Why the LG G5 is so revolutionary
On September 8, 2014, I wrote an editorial titled “Towards a truly revolutionary smartphone: enhanced sense functionality.” In it, I argued that truly revolutionary smartphones would have to exceed their current functionality, given that they are basically the most portable of computers. By introducing a removable bottom module, the company LG-now an important but minor player in the fieldhas done just that.
But, why exactly is this so important? There are, after all, modules that already exist for the iPhone. For example, there are credit card readers that allow a user to swipe a card on the cellphone, and be immediately paid by the customer. There are other more obvious modules, such as an enhanced microphone. If current modules exist, what is LGs difference?

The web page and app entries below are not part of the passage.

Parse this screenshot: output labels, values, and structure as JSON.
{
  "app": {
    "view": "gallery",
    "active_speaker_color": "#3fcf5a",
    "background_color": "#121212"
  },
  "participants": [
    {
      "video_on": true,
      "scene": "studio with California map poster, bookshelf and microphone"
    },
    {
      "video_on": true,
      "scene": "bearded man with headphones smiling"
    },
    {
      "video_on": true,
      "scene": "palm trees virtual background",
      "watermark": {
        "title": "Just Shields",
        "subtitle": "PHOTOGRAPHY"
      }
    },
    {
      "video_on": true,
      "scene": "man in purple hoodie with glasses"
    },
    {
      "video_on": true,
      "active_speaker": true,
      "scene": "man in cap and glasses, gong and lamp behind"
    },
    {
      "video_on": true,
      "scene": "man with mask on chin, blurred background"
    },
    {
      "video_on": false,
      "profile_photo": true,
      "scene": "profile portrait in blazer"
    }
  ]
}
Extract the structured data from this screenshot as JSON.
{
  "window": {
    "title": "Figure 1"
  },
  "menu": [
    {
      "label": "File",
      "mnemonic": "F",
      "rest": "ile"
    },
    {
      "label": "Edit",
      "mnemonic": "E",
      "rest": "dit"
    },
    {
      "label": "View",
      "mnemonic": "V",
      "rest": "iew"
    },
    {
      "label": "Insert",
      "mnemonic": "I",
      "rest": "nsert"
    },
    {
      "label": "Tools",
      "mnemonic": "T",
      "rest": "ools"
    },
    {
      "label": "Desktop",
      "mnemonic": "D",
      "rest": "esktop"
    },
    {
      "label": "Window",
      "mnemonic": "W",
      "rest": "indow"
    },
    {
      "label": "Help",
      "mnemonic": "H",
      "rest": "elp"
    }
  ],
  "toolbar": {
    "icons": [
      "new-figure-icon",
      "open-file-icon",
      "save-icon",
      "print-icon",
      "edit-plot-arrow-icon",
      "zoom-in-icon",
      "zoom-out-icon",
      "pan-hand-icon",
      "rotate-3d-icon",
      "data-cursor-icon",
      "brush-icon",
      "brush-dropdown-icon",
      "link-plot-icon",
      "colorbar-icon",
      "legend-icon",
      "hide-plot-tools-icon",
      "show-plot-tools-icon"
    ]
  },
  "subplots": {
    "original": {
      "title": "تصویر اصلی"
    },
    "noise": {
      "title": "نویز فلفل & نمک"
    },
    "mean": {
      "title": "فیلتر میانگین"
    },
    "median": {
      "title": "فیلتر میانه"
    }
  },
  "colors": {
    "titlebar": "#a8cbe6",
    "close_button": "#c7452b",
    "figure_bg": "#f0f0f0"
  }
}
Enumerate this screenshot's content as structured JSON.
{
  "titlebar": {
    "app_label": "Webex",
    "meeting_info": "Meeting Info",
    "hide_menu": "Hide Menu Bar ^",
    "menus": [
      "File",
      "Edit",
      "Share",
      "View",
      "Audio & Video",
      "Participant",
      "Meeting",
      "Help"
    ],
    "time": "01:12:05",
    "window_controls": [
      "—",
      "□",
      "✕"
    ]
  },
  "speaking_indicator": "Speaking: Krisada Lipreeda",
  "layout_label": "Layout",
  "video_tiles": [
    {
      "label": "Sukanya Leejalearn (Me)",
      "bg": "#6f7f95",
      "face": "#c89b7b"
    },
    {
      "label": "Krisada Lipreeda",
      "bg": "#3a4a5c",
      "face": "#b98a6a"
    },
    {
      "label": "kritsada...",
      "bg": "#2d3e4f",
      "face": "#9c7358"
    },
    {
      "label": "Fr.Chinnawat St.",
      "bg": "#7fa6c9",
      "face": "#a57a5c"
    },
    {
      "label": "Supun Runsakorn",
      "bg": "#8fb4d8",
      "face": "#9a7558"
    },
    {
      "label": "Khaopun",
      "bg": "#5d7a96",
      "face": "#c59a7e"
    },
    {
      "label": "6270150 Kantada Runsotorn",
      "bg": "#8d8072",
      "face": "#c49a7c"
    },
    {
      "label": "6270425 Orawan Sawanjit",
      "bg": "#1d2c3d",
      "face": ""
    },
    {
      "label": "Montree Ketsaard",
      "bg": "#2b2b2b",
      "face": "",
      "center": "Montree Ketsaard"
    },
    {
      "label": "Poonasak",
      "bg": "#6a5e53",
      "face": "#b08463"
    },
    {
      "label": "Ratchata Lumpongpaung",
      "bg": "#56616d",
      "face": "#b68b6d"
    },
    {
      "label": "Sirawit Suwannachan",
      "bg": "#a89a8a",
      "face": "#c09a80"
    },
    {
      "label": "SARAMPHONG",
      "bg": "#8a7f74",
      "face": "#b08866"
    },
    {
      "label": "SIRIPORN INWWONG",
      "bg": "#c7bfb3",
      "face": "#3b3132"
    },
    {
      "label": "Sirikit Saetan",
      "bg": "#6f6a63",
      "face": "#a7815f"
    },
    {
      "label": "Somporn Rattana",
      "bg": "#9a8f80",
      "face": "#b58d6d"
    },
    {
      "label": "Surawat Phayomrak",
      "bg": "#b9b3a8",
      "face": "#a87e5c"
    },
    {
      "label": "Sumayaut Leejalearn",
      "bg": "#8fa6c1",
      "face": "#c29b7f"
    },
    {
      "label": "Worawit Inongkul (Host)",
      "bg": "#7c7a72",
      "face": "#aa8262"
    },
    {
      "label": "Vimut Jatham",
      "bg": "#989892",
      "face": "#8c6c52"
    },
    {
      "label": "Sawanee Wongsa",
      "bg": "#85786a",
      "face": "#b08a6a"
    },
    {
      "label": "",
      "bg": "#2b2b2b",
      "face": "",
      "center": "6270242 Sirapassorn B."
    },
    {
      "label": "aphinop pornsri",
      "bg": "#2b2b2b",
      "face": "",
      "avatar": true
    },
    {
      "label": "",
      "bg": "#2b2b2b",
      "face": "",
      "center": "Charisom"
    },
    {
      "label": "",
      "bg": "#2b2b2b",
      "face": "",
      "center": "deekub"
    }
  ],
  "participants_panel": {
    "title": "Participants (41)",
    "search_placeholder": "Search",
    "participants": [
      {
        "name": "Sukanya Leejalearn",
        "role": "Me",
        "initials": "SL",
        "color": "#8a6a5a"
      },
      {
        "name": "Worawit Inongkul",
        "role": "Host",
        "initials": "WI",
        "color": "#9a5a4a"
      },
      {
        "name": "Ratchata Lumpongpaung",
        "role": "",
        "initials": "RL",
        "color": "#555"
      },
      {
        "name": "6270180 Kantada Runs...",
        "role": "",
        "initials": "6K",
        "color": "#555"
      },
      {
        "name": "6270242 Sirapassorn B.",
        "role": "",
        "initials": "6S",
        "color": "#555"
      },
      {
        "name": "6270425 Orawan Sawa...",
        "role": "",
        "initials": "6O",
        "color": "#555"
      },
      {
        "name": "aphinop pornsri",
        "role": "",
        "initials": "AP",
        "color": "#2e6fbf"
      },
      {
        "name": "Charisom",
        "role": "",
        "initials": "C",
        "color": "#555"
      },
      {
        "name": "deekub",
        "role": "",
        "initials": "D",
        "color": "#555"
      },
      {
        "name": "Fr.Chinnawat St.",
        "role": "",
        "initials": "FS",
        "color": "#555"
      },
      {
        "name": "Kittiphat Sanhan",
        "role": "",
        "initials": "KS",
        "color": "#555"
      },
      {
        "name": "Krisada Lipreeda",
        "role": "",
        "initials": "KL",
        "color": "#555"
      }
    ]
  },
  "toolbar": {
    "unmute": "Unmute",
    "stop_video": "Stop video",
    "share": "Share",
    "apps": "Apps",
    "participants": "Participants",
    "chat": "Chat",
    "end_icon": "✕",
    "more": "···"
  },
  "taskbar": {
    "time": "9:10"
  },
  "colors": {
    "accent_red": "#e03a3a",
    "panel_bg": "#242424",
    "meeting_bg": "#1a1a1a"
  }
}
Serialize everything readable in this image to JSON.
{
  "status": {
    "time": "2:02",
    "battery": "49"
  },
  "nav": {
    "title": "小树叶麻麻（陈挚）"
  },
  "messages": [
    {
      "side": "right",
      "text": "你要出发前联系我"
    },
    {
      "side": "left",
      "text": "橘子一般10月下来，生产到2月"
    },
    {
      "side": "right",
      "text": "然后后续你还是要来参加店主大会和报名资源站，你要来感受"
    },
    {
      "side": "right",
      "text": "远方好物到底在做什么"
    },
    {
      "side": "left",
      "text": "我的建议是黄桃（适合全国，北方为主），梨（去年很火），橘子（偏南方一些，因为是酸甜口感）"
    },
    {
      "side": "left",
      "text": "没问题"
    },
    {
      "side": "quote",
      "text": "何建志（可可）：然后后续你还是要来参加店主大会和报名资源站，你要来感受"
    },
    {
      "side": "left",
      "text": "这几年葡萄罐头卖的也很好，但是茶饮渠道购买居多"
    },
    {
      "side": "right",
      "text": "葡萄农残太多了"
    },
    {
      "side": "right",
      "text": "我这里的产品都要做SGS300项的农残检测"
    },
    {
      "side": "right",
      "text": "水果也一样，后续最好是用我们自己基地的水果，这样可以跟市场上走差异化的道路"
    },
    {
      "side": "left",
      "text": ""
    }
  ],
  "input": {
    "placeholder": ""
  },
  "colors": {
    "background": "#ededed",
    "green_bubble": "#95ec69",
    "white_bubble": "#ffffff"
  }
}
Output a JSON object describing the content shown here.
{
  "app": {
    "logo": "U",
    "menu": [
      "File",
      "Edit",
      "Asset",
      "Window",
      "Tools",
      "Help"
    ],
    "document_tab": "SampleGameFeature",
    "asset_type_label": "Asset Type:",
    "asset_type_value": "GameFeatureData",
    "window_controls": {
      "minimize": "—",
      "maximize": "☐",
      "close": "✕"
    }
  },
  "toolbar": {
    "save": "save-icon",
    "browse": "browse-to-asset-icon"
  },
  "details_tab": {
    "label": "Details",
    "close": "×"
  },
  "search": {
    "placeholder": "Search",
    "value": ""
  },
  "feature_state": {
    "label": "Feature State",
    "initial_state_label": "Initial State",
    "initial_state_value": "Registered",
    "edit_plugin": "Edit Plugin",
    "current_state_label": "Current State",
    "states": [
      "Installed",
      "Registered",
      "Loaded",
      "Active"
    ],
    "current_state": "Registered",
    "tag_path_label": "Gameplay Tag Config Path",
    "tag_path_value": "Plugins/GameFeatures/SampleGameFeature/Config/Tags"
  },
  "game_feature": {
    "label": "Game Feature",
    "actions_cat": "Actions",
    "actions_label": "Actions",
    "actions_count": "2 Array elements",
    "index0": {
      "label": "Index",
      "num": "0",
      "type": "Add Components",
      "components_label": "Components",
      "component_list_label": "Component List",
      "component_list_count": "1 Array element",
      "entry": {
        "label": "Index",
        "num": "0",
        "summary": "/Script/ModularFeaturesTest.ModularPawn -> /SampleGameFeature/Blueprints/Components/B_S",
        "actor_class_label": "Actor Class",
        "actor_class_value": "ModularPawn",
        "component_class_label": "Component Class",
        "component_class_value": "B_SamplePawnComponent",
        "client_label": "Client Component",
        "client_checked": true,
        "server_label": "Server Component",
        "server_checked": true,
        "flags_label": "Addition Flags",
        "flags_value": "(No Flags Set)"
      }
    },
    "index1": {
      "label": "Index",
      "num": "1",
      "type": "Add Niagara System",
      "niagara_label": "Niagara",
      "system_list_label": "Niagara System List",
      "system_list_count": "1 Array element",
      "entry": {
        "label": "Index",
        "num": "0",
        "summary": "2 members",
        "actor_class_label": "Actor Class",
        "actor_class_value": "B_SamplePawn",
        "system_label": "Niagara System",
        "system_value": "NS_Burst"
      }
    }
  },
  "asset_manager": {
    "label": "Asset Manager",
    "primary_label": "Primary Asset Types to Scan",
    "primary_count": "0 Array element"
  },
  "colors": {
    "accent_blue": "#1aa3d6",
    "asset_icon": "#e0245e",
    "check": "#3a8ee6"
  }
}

The problem with many iPhone modules is simply that they are additions that loosely hang from the device, be it the headphone jack or the charger entry. They are baggage that can at any moment fall or be dislodged by the phone. The LGs design, by contrast, made the module an integral part of the phone. If you would not know otherwise, you might think that such form at face value had been the design of the phone.
The benefits of this design are many.
They allow users to basically carry powerful portable computers with drastically enhanced functionality. The LG module is truly the first PCI card bus for a portable computer. (As we all know, the computers functionality is drastically enhanced by the PCI bus, and why the very first Apple Co. computer was so revolutionary: it had a lot of buses onto which adapters could be fitted.)
If you still don't get it, consider the following.
A diabetes patient could have a module to regularly check his blood sugar levels. A chemist could be out on the field, and use his cellphone to quickly test the chemical components of a substance. An infrared camera could be attached to the LG G5, as was recently announced, and used by an electrician to test for a hot wire in an electrical system. An architect could build a digital three dimensional map of a structure. And, our small business owner could have a card swiping module in his cellphone that he could use without worrying about whether he will lose the module or notalways a part of his phone and his business.
It now depends on whether third parties begin producing modules of the phone.*
Sounds like we have a winner.